I like to call these types of serve situations “trap” plays.  I like to use a high lob nick or a solid hard Z-serve.  Both these serves (after hitting the side wall) travel toward and along the back wall.  This forces the receiving player to essentially move backwards to track the ball and this movement makes it almost impossible to hit cross court at my partner.  I give enough room for the down the line and my partner covers the pinch…the receiver is trapped….if he doesn’t hit a perfect shot we have them.

Your doubles partner can mirror your serves on the other side.

I get so many questions on this next situation I thought I would weigh in here.  While the rules do allow you to serve to either player at any time, I would like to make a couple suggestion to avoid, well, avoidables and half the number of people getting hit by the ball.  If you want to serve to the side your partner is standing on…hit a lob he can sneak under.  If you want to driver serve to that side…move your partner over to the other side.  If you hit a drive serve to your partner’s side and he gets crushed by a down the line shot because he didn’t even think you were hitting to his side….it’s your fault.  If he’s not fast enough to clear for a cross court return it’s both your faults and not the receiver’s fault at all…he is entitle to that shot.  You can not use your partner as a pylon to force the receiver to shoot around him.

There are many more doubles serve scenarios…but I can’t give you everything all at once especially on a suplemental tip article.  Go out there and “trap” the other team for a while with these tips and see how easy that is..we’ll explore more doubles scenarios later.

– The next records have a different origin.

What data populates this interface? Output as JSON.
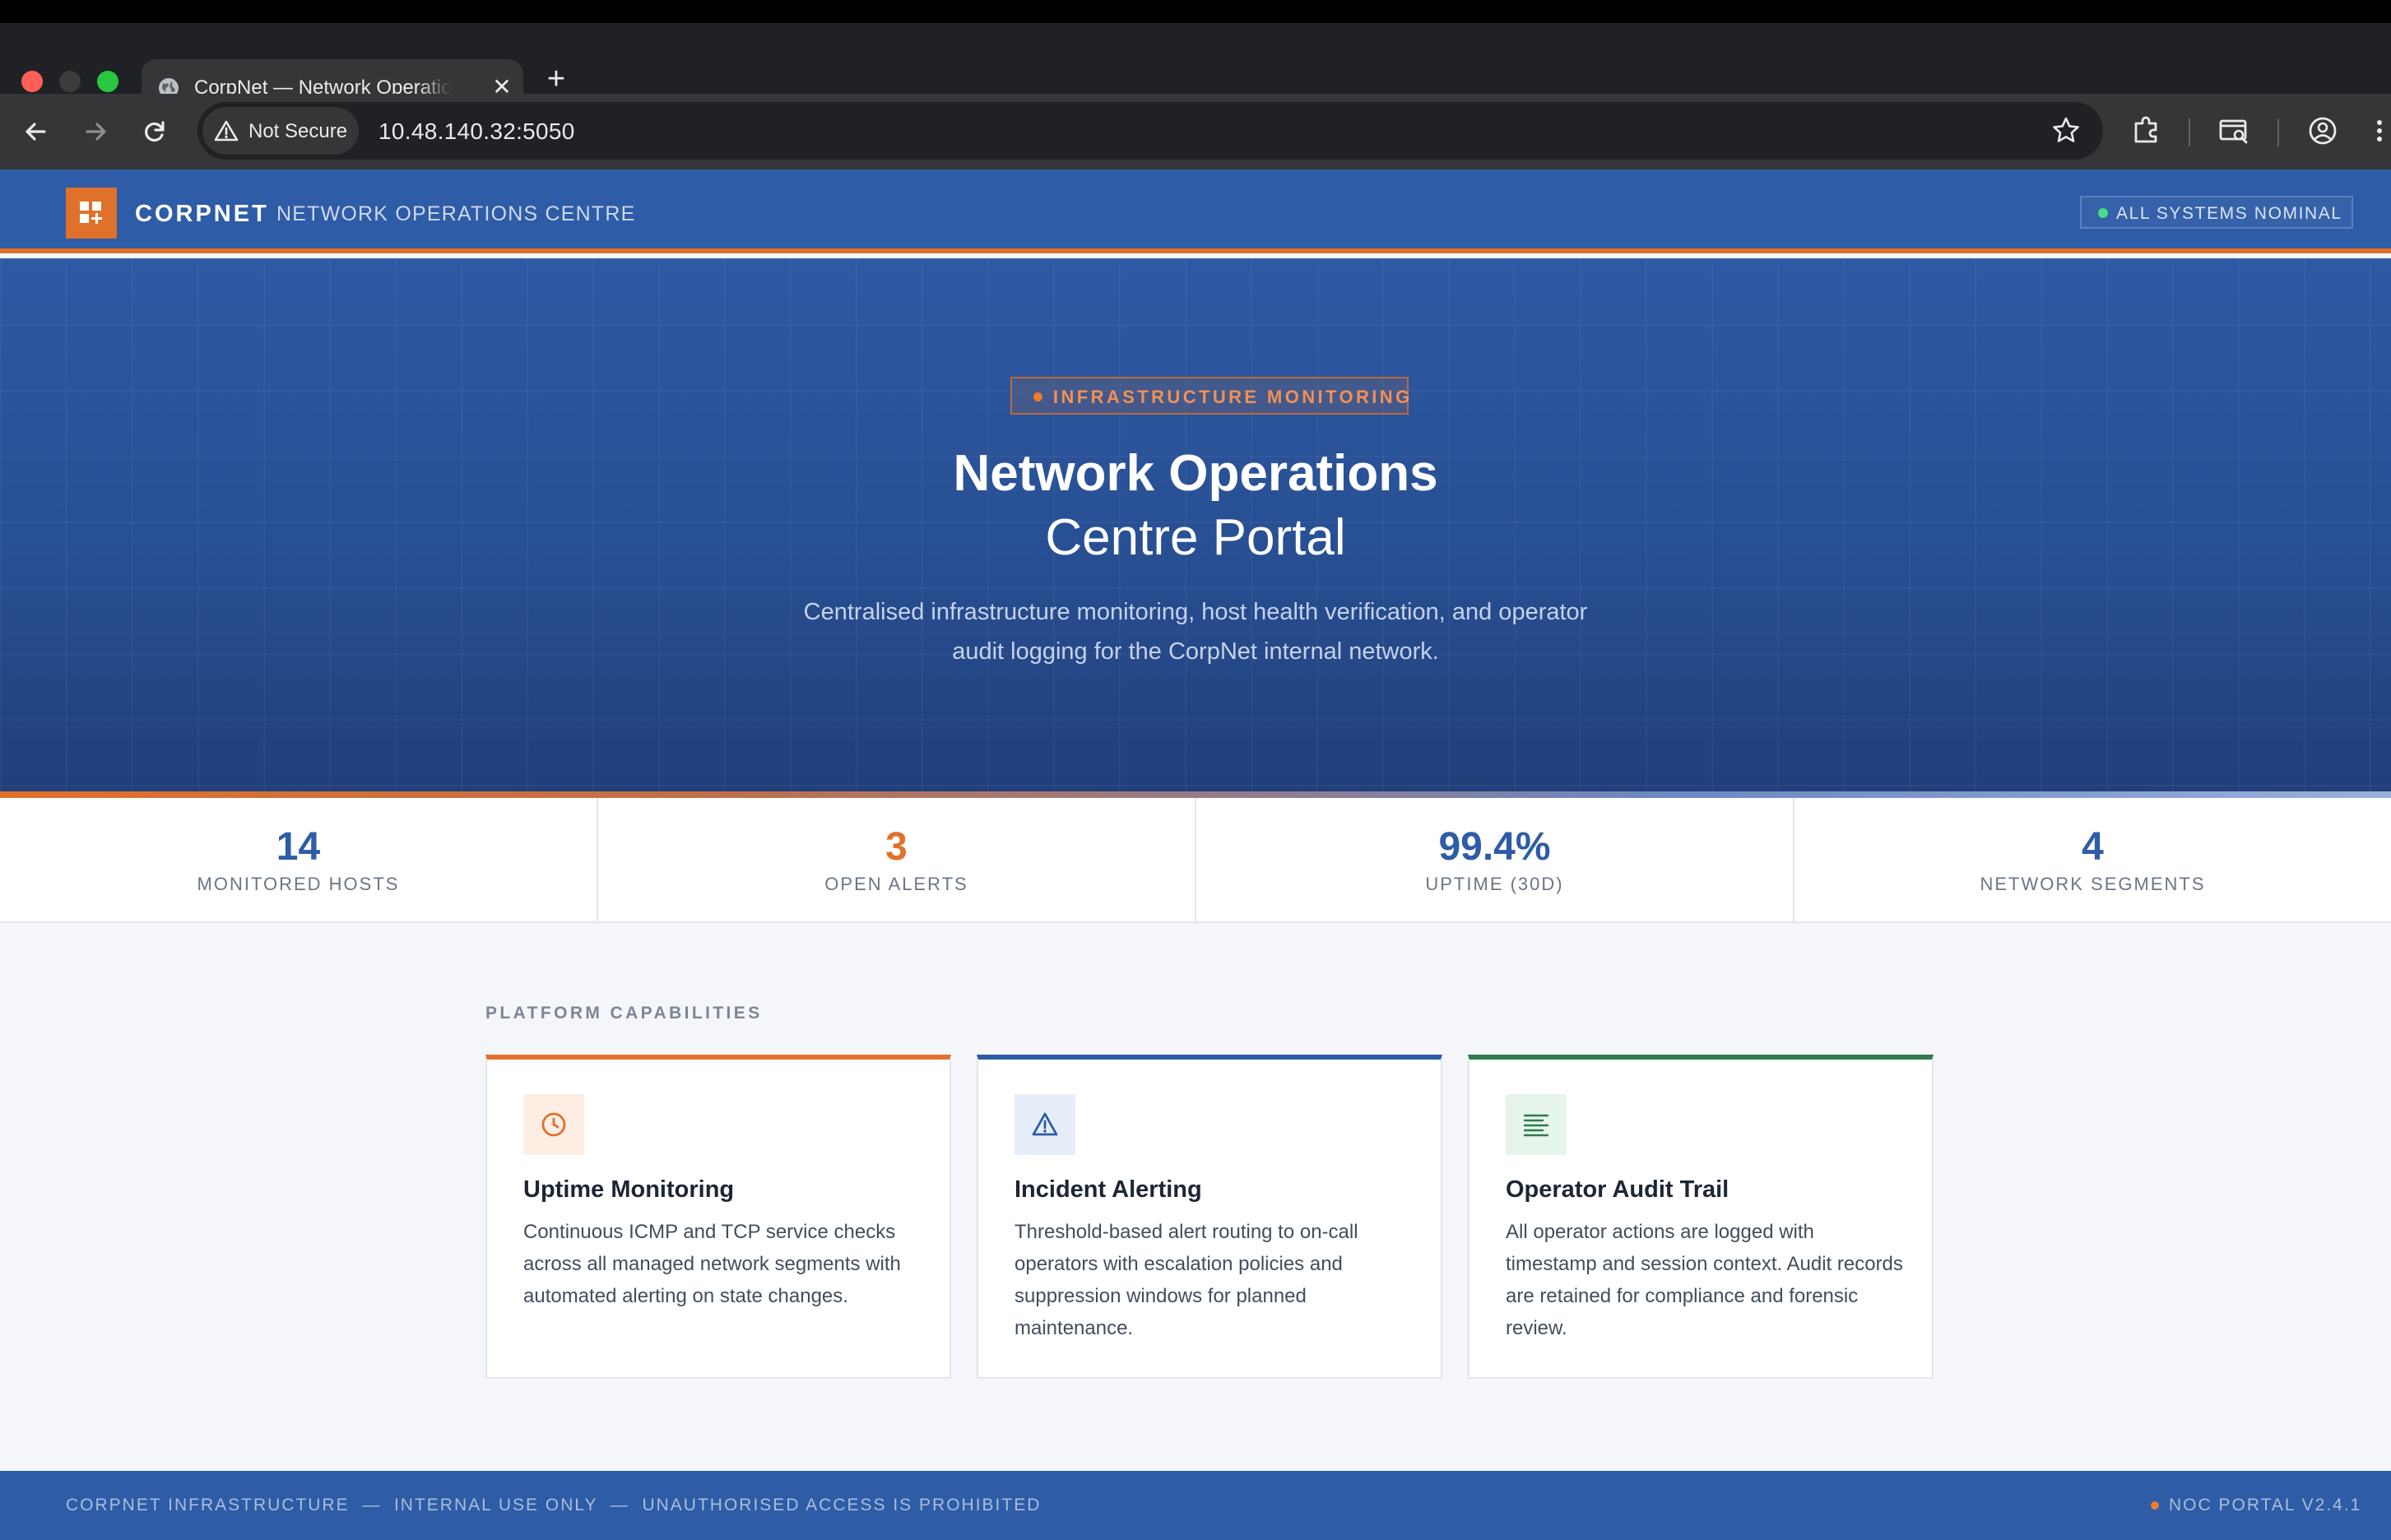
{
  "browser": {
    "tab_title": "CorpNet — Network Operations Centre Portal",
    "security_chip": "Not Secure",
    "url": "10.48.140.32:5050"
  },
  "header": {
    "brand": "CORPNET",
    "subtitle": "NETWORK OPERATIONS CENTRE",
    "status": "ALL SYSTEMS NOMINAL"
  },
  "hero": {
    "badge": "INFRASTRUCTURE MONITORING",
    "title_line1": "Network Operations",
    "title_line2": "Centre Portal",
    "description": "Centralised infrastructure monitoring, host health verification, and operator audit logging for the CorpNet internal network."
  },
  "stats": [
    {
      "value": "14",
      "label": "MONITORED HOSTS"
    },
    {
      "value": "3",
      "label": "OPEN ALERTS"
    },
    {
      "value": "99.4%",
      "label": "UPTIME (30D)"
    },
    {
      "value": "4",
      "label": "NETWORK SEGMENTS"
    }
  ],
  "capabilities": {
    "section_title": "PLATFORM CAPABILITIES",
    "cards": [
      {
        "icon": "clock-icon",
        "title": "Uptime Monitoring",
        "description": "Continuous ICMP and TCP service checks across all managed network segments with automated alerting on state changes."
      },
      {
        "icon": "warning-icon",
        "title": "Incident Alerting",
        "description": "Threshold-based alert routing to on-call operators with escalation policies and suppression windows for planned maintenance."
      },
      {
        "icon": "list-icon",
        "title": "Operator Audit Trail",
        "description": "All operator actions are logged with timestamp and session context. Audit records are retained for compliance and forensic review."
      }
    ]
  },
  "footer": {
    "left": "CORPNET INFRASTRUCTURE  —  INTERNAL USE ONLY  —  UNAUTHORISED ACCESS IS PROHIBITED",
    "right": "NOC PORTAL V2.4.1"
  },
  "colors": {
    "brand_blue": "#2e5ca6",
    "accent_orange": "#e0712b",
    "accent_green": "#2f7a4c",
    "status_green": "#4cd98b"
  }
}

Questions or comment…Pat@Racquetworld.com


You can forward any rules questions to me at Pat@Racquetworld.com